A while ago I had a conversation with a college student who I see a lot of potential in. I actually see gifts and graces in him to be a fantastic missionary someday. He is passionate about issues of justice and helping the world to become a better place.
At the same time, he recognizes that his morality is lacking. He wants to hold on to some habits and practices that are slowly eroding his effectiveness as a student, a leader, and a Christ-follower. Sadly, it appears that he is willing to change the world, but he is not willing to change himself.
Stevenson Willis wrote a book chock-full of wisdom and called, The Proverbs of Leadership: Principles for Leading Your People to the Pinnacle of Greatness. In it he reflects on this issue of character (pp. 110-111). I hope you find it challenging. I may send it to my university friend:
“As with all the great cities built to stand for the ages Jerusalem is established on a bedrock of stone. The outer wall which protects it is likewise constructed, for the footings that support it have been set to such a depth that it cannot be moved.

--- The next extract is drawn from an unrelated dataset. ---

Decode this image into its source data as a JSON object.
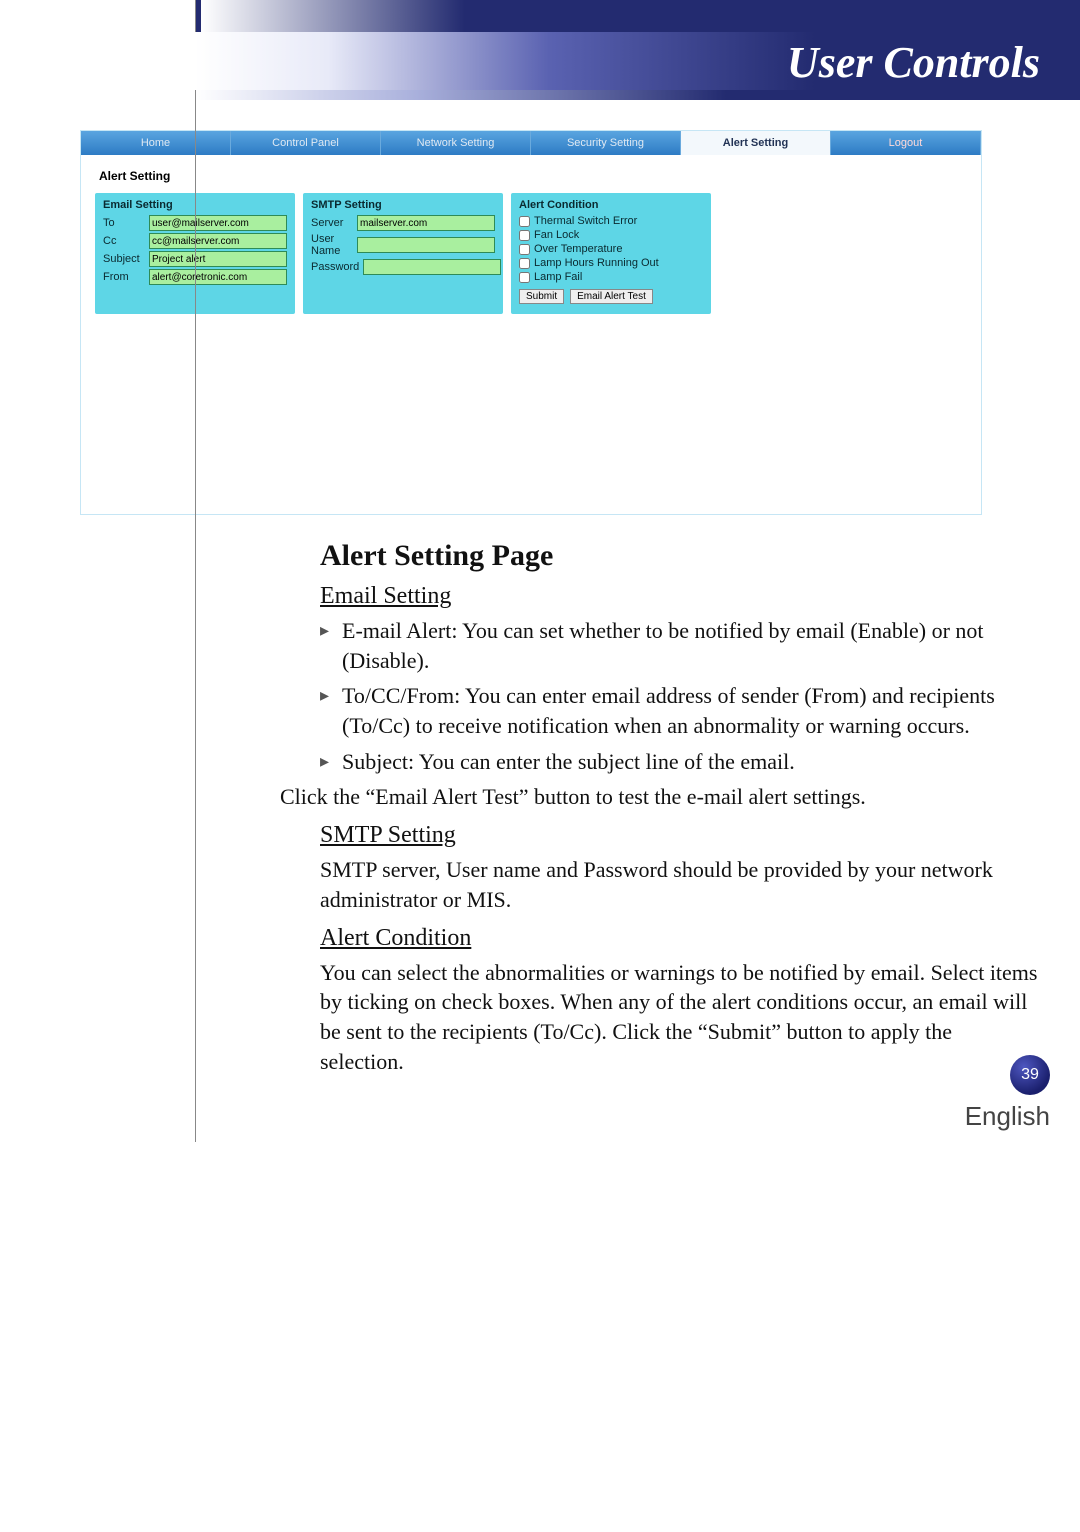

But what would happen if the plans for its foundation called for stones that were cracked? Or were it constructed with a base inadequate to carry its load? And what of the cities which might copy its design, unaware of the flaws concealed within? As sure as the sun will rise, each would collapse. Maybe not today nor tomorrow, but the downfall of all would be certain and inevitable.
And so shall it be in the building of your character. You may rise to a position of leadership based upon charisma or personality – and indeed succeed for a season – but such unstable stones are not sufficient to sustain you. If you are to endure through the challenges which will come and emerge with a character worthy of replication, your life must be established on a foundation that will last.
Integrity is the bedrock upon which character must be built; honesty with self, the first stone to set in place.
Do not bargain with life by coasting on talent or relying upon charm to reduce the payment required for success. Though such gifts have value they are often misused by the short-sighted to avoid sacrifice. If you are blessed with talent in abundance or skilled in the art of charm, do not deceive yourself and others by hiding behind your gifts to conceal your unwillingness to work. For, as many have discovered too late, the cost of your discount will be great and soon subtracted from your character.
Anything of lasting value requires that the price be paid in full before its benefit can be savored. Though talent alone may propel you to the summit, you will not be allowed to remain; for your conscience (and others) will quickly remind you that you did not pay the price which was necessary to get there.
Cheat by avoiding sacrifice and you swindle only yourself.
There are no shortcuts in the construction of character. Though the price for building it may seem expensive today, to correct its flaws tomorrow following a failure will cost even more. From this day forth be honest with yourself and pay with gladness whatever price is demanded for success in your endeavors”.